Problem =>
Write each entry out again verbatim, pictures excluded.

________________________________________

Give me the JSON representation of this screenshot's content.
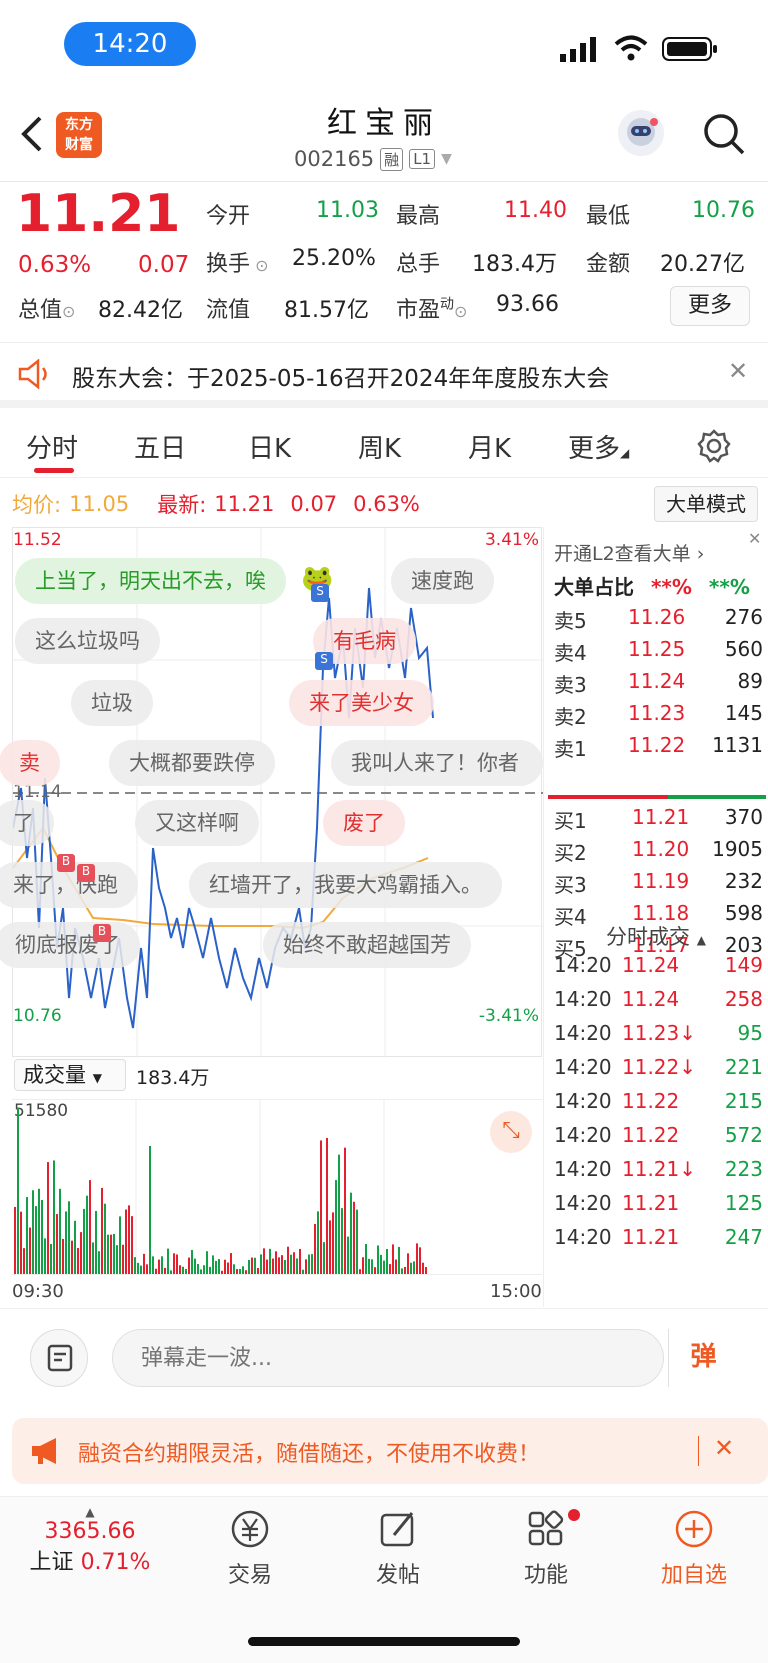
{
  "status": {
    "time": "14:20"
  },
  "header": {
    "title": "红宝丽",
    "code": "002165",
    "badge_rong": "融",
    "badge_l1": "L1",
    "logo_line1": "东方",
    "logo_line2": "财富"
  },
  "quote": {
    "price": "11.21",
    "pct": "0.63%",
    "chg": "0.07",
    "open_label": "今开",
    "open": "11.03",
    "high_label": "最高",
    "high": "11.40",
    "low_label": "最低",
    "low": "10.76",
    "turnover_label": "换手",
    "turnover": "25.20%",
    "volume_label": "总手",
    "volume": "183.4万",
    "amount_label": "金额",
    "amount": "20.27亿",
    "mktcap_label": "总值",
    "mktcap": "82.42亿",
    "float_label": "流值",
    "float": "81.57亿",
    "pe_label": "市盈",
    "pe_sup": "动",
    "pe": "93.66",
    "more": "更多"
  },
  "notice": {
    "text": "股东大会：于2025-05-16召开2024年年度股东大会"
  },
  "tabs": [
    "分时",
    "五日",
    "日K",
    "周K",
    "月K",
    "更多"
  ],
  "chart_info": {
    "avg_label": "均价:",
    "avg": "11.05",
    "latest_label": "最新:",
    "latest": "11.21",
    "chg": "0.07",
    "pct": "0.63%",
    "mode_button": "大单模式",
    "y_top": "11.52",
    "y_bottom": "10.76",
    "pct_top": "3.41%",
    "pct_bottom": "-3.41%",
    "mid_label": "11.14"
  },
  "danmaku": [
    {
      "text": "上当了，明天出不去，唉",
      "style": "green"
    },
    {
      "text": "速度跑",
      "style": "gray"
    },
    {
      "text": "这么垃圾吗",
      "style": "gray"
    },
    {
      "text": "有毛病",
      "style": "pink"
    },
    {
      "text": "垃圾",
      "style": "gray"
    },
    {
      "text": "来了美少女",
      "style": "pink"
    },
    {
      "text": "卖",
      "style": "pink"
    },
    {
      "text": "大概都要跌停",
      "style": "gray"
    },
    {
      "text": "我叫人来了！你者",
      "style": "gray"
    },
    {
      "text": "了",
      "style": "gray"
    },
    {
      "text": "又这样啊",
      "style": "gray"
    },
    {
      "text": "废了",
      "style": "pink"
    },
    {
      "text": "来了，快跑",
      "style": "gray"
    },
    {
      "text": "红墙开了，我要大鸡霸插入。",
      "style": "gray"
    },
    {
      "text": "彻底报废了",
      "style": "gray"
    },
    {
      "text": "始终不敢超越国芳",
      "style": "gray"
    }
  ],
  "orderbook": {
    "l2_text": "开通L2查看大单",
    "big_ratio_label": "大单占比",
    "ratio_sell": "**%",
    "ratio_buy": "**%",
    "asks": [
      {
        "label": "卖5",
        "price": "11.26",
        "vol": "276"
      },
      {
        "label": "卖4",
        "price": "11.25",
        "vol": "560"
      },
      {
        "label": "卖3",
        "price": "11.24",
        "vol": "89"
      },
      {
        "label": "卖2",
        "price": "11.23",
        "vol": "145"
      },
      {
        "label": "卖1",
        "price": "11.22",
        "vol": "1131"
      }
    ],
    "bids": [
      {
        "label": "买1",
        "price": "11.21",
        "vol": "370"
      },
      {
        "label": "买2",
        "price": "11.20",
        "vol": "1905"
      },
      {
        "label": "买3",
        "price": "11.19",
        "vol": "232"
      },
      {
        "label": "买4",
        "price": "11.18",
        "vol": "598"
      },
      {
        "label": "买5",
        "price": "11.17",
        "vol": "203"
      }
    ],
    "trades_title": "分时成交",
    "trades": [
      {
        "t": "14:20",
        "p": "11.24",
        "v": "149",
        "dir": "up"
      },
      {
        "t": "14:20",
        "p": "11.24",
        "v": "258",
        "dir": "up"
      },
      {
        "t": "14:20",
        "p": "11.23↓",
        "v": "95",
        "dir": "down"
      },
      {
        "t": "14:20",
        "p": "11.22↓",
        "v": "221",
        "dir": "down"
      },
      {
        "t": "14:20",
        "p": "11.22",
        "v": "215",
        "dir": "down"
      },
      {
        "t": "14:20",
        "p": "11.22",
        "v": "572",
        "dir": "down"
      },
      {
        "t": "14:20",
        "p": "11.21↓",
        "v": "223",
        "dir": "down"
      },
      {
        "t": "14:20",
        "p": "11.21",
        "v": "125",
        "dir": "down"
      },
      {
        "t": "14:20",
        "p": "11.21",
        "v": "247",
        "dir": "down"
      }
    ]
  },
  "volume_panel": {
    "selector": "成交量",
    "total": "183.4万",
    "max": "51580",
    "start": "09:30",
    "end": "15:00"
  },
  "input": {
    "placeholder": "弹幕走一波...",
    "send": "弹"
  },
  "promo": {
    "text": "融资合约期限灵活，随借随还，不使用不收费！"
  },
  "bottom": {
    "index_value": "3365.66",
    "index_name": "上证",
    "index_pct": "0.71%",
    "trade": "交易",
    "post": "发帖",
    "func": "功能",
    "add": "加自选"
  },
  "colors": {
    "up": "#e5202e",
    "down": "#14a046",
    "avg_line": "#f2a93b",
    "price_line": "#2a62c8"
  }
}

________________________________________

Solution =>
Give me the JSON representation of this screenshot's content.
{
  "status": {
    "time": "14:20"
  },
  "header": {
    "title": "红宝丽",
    "code": "002165",
    "badge_rong": "融",
    "badge_l1": "L1",
    "logo_line1": "东方",
    "logo_line2": "财富"
  },
  "quote": {
    "price": "11.21",
    "pct": "0.63%",
    "chg": "0.07",
    "open_label": "今开",
    "open": "11.03",
    "high_label": "最高",
    "high": "11.40",
    "low_label": "最低",
    "low": "10.76",
    "turnover_label": "换手",
    "turnover": "25.20%",
    "volume_label": "总手",
    "volume": "183.4万",
    "amount_label": "金额",
    "amount": "20.27亿",
    "mktcap_label": "总值",
    "mktcap": "82.42亿",
    "float_label": "流值",
    "float": "81.57亿",
    "pe_label": "市盈",
    "pe_sup": "动",
    "pe": "93.66",
    "more": "更多"
  },
  "notice": {
    "text": "股东大会：于2025-05-16召开2024年年度股东大会"
  },
  "tabs": [
    "分时",
    "五日",
    "日K",
    "周K",
    "月K",
    "更多"
  ],
  "chart_info": {
    "avg_label": "均价:",
    "avg": "11.05",
    "latest_label": "最新:",
    "latest": "11.21",
    "chg": "0.07",
    "pct": "0.63%",
    "mode_button": "大单模式",
    "y_top": "11.52",
    "y_bottom": "10.76",
    "pct_top": "3.41%",
    "pct_bottom": "-3.41%",
    "mid_label": "11.14"
  },
  "danmaku": [
    {
      "text": "上当了，明天出不去，唉",
      "style": "green"
    },
    {
      "text": "速度跑",
      "style": "gray"
    },
    {
      "text": "这么垃圾吗",
      "style": "gray"
    },
    {
      "text": "有毛病",
      "style": "pink"
    },
    {
      "text": "垃圾",
      "style": "gray"
    },
    {
      "text": "来了美少女",
      "style": "pink"
    },
    {
      "text": "卖",
      "style": "pink"
    },
    {
      "text": "大概都要跌停",
      "style": "gray"
    },
    {
      "text": "我叫人来了！你者",
      "style": "gray"
    },
    {
      "text": "了",
      "style": "gray"
    },
    {
      "text": "又这样啊",
      "style": "gray"
    },
    {
      "text": "废了",
      "style": "pink"
    },
    {
      "text": "来了，快跑",
      "style": "gray"
    },
    {
      "text": "红墙开了，我要大鸡霸插入。",
      "style": "gray"
    },
    {
      "text": "彻底报废了",
      "style": "gray"
    },
    {
      "text": "始终不敢超越国芳",
      "style": "gray"
    }
  ],
  "orderbook": {
    "l2_text": "开通L2查看大单",
    "big_ratio_label": "大单占比",
    "ratio_sell": "**%",
    "ratio_buy": "**%",
    "asks": [
      {
        "label": "卖5",
        "price": "11.26",
        "vol": "276"
      },
      {
        "label": "卖4",
        "price": "11.25",
        "vol": "560"
      },
      {
        "label": "卖3",
        "price": "11.24",
        "vol": "89"
      },
      {
        "label": "卖2",
        "price": "11.23",
        "vol": "145"
      },
      {
        "label": "卖1",
        "price": "11.22",
        "vol": "1131"
      }
    ],
    "bids": [
      {
        "label": "买1",
        "price": "11.21",
        "vol": "370"
      },
      {
        "label": "买2",
        "price": "11.20",
        "vol": "1905"
      },
      {
        "label": "买3",
        "price": "11.19",
        "vol": "232"
      },
      {
        "label": "买4",
        "price": "11.18",
        "vol": "598"
      },
      {
        "label": "买5",
        "price": "11.17",
        "vol": "203"
      }
    ],
    "trades_title": "分时成交",
    "trades": [
      {
        "t": "14:20",
        "p": "11.24",
        "v": "149",
        "dir": "up"
      },
      {
        "t": "14:20",
        "p": "11.24",
        "v": "258",
        "dir": "up"
      },
      {
        "t": "14:20",
        "p": "11.23↓",
        "v": "95",
        "dir": "down"
      },
      {
        "t": "14:20",
        "p": "11.22↓",
        "v": "221",
        "dir": "down"
      },
      {
        "t": "14:20",
        "p": "11.22",
        "v": "215",
        "dir": "down"
      },
      {
        "t": "14:20",
        "p": "11.22",
        "v": "572",
        "dir": "down"
      },
      {
        "t": "14:20",
        "p": "11.21↓",
        "v": "223",
        "dir": "down"
      },
      {
        "t": "14:20",
        "p": "11.21",
        "v": "125",
        "dir": "down"
      },
      {
        "t": "14:20",
        "p": "11.21",
        "v": "247",
        "dir": "down"
      }
    ]
  },
  "volume_panel": {
    "selector": "成交量",
    "total": "183.4万",
    "max": "51580",
    "start": "09:30",
    "end": "15:00"
  },
  "input": {
    "placeholder": "弹幕走一波...",
    "send": "弹"
  },
  "promo": {
    "text": "融资合约期限灵活，随借随还，不使用不收费！"
  },
  "bottom": {
    "index_value": "3365.66",
    "index_name": "上证",
    "index_pct": "0.71%",
    "trade": "交易",
    "post": "发帖",
    "func": "功能",
    "add": "加自选"
  },
  "colors": {
    "up": "#e5202e",
    "down": "#14a046",
    "avg_line": "#f2a93b",
    "price_line": "#2a62c8"
  }
}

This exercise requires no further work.